However, they did not succeed, since the criteria for the value of an asset are determined not only by those who issue this asset. As a result of the proceedings, the SEC ruled that only bitcoin and ether are not securities, since they have a decentralized governance model. Everything else is security tokens that are subject to regulation. In addition, it turned out that a significant part of ICO projects is fraudulent. So, for example, in 2017, their share, according to official reports, amounted to 80 percent of the total.

The conclusions were made, so that the STO, which is very similar to the ICO, is now much more in line with the official norms. Each such project is now supported and provided with real assets, can cooperate with regulators and is involved in paying taxes.

Alas, even this is not enough - in most countries, there is simply absent any regulatory framework, according to which such projects could be effectively regulated. Therefore, in a number of countries, they are simply banned - in China, India and South Korea, for example.

But in other countries the situation is different. In Estonia, for example, security tokens are officially recognized, so local companies can work with them without any problems. This was immediately used by stakeholders - a decentralized cryptocurrency service "Exchange" was launched, and it works with shares of popular companies listed on the international Nasdaq exchange, including Apple, Tesla, Facebook and Netflix, through security tokens.

Moreover, Exchange made it possible for its users to carry out STO not only with the help of cryptocurrency, but also through the fiat currency. Of course, investors must pass additional KYC levels in order to confirm their compliance with the European Union directives in this regard. Especially - "Markets in Financial Instruments Directive II."

Let's go further. Is the tokenized economy real?

In theory, yes. practically - time will show.

If the regulatory framework is properly adjusted, at least in the most important countries of the world, then the chances of this will significantly increase. However, many large companies have already appreciated the potential of tokenization. In the United States, for example, a large company Big Four EY has begun to tokenize wine, chickens and eggs using its own blockchain platform. And in Russia, for example, a project to tokenize palladium stocks raised about $ 7 million.

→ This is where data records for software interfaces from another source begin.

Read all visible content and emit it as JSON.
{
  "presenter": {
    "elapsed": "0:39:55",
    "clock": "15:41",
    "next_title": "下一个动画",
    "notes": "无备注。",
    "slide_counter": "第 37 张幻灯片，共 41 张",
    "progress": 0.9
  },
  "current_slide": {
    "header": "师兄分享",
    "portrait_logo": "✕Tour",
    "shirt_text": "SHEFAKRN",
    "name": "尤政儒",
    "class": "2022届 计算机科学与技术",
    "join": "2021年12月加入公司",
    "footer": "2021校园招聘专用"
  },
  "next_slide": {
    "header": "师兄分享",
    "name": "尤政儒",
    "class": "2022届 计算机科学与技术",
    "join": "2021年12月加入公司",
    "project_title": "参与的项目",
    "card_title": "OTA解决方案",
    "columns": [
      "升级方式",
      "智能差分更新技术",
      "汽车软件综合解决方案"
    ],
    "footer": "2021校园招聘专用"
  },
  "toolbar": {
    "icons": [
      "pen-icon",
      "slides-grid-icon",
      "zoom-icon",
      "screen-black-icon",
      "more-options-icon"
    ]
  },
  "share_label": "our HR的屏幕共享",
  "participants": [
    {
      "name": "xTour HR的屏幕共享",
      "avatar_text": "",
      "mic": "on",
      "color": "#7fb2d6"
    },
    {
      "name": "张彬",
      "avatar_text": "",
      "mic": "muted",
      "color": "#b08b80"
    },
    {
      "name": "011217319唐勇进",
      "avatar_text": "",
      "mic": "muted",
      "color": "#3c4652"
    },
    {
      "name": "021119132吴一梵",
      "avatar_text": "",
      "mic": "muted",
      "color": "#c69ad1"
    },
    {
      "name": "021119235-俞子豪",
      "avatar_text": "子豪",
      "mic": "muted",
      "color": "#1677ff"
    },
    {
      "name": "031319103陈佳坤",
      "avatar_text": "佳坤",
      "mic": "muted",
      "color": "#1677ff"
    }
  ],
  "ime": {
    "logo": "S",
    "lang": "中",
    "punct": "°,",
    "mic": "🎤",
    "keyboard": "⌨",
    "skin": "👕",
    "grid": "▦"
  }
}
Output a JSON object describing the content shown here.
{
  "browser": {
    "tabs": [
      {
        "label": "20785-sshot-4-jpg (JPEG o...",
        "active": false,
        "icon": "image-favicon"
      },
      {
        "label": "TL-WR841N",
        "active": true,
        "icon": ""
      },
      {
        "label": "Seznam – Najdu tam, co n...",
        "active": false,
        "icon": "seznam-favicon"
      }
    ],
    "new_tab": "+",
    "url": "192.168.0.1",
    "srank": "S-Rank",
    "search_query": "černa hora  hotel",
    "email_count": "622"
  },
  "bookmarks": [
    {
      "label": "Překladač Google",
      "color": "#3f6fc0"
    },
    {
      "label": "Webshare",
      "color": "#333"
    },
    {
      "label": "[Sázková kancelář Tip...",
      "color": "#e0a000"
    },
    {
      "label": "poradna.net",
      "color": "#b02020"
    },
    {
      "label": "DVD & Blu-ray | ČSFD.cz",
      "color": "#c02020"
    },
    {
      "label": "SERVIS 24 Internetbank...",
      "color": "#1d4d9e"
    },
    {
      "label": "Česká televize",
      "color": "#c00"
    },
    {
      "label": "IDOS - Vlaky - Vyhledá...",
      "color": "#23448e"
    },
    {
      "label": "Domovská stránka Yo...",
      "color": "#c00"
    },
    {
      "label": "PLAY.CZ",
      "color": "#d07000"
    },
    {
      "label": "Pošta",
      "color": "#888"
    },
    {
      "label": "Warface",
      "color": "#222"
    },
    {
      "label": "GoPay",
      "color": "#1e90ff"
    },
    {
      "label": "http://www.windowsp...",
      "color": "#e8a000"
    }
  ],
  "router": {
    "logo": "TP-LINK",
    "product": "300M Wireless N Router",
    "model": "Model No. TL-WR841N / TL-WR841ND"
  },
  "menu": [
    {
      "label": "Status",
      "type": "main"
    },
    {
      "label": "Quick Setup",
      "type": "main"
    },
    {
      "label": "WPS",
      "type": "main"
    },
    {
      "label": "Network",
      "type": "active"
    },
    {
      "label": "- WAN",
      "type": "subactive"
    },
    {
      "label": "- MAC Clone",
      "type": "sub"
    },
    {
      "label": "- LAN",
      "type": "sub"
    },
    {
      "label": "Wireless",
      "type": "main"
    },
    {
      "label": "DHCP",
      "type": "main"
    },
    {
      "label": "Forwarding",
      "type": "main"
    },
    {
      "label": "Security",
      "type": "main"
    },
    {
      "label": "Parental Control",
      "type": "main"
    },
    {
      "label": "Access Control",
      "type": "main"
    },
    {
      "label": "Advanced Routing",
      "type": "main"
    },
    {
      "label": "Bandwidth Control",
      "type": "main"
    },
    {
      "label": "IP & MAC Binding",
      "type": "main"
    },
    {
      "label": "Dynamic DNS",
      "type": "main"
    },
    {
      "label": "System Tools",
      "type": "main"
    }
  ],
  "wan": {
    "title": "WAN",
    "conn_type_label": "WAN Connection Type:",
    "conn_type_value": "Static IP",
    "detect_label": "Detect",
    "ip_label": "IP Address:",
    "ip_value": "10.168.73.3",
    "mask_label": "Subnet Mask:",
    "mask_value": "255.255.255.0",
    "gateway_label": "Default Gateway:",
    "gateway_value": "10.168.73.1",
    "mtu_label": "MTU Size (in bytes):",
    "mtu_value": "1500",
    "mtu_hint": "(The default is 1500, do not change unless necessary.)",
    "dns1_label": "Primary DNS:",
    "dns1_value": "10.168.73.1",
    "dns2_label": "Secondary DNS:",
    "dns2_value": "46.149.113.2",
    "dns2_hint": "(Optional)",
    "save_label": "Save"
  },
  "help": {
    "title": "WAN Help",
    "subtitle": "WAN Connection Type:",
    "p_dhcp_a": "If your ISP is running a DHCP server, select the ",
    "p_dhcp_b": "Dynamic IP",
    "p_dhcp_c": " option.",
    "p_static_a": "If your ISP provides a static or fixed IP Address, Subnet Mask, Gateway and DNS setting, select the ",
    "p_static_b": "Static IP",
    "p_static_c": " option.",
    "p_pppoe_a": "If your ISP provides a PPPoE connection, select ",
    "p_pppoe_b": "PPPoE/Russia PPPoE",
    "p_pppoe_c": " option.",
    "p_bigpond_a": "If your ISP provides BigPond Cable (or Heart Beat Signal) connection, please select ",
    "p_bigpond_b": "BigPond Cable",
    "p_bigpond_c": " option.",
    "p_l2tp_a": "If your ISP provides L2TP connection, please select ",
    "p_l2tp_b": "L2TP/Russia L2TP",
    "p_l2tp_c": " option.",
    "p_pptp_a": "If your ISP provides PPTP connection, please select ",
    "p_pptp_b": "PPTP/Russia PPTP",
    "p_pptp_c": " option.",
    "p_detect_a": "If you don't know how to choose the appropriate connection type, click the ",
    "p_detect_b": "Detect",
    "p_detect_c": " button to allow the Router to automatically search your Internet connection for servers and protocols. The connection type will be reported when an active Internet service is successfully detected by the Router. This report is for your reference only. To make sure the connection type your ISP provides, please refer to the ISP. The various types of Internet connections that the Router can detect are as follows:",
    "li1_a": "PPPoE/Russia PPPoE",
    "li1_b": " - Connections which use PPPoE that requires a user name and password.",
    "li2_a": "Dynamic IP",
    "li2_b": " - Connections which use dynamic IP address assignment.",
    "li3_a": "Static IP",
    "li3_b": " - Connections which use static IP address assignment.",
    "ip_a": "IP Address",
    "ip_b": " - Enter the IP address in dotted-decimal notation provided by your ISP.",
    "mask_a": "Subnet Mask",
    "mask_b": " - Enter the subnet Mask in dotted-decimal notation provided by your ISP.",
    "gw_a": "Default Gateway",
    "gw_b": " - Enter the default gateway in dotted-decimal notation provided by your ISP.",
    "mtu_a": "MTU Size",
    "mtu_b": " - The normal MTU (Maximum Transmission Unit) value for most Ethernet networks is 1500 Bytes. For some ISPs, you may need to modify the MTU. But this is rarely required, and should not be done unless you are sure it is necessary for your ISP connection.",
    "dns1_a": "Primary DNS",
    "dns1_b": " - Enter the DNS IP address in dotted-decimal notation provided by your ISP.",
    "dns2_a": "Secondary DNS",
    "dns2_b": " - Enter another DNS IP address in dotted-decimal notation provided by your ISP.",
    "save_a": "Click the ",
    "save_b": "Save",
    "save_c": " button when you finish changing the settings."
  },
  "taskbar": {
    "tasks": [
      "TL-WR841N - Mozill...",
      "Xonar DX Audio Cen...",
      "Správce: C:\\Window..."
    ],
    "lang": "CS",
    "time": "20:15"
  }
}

So when STOs receive official approvals from most of the major regulators, they can have a big impact on the existing financial system. And this will be another change in the world that became possible thanks to the blockchain.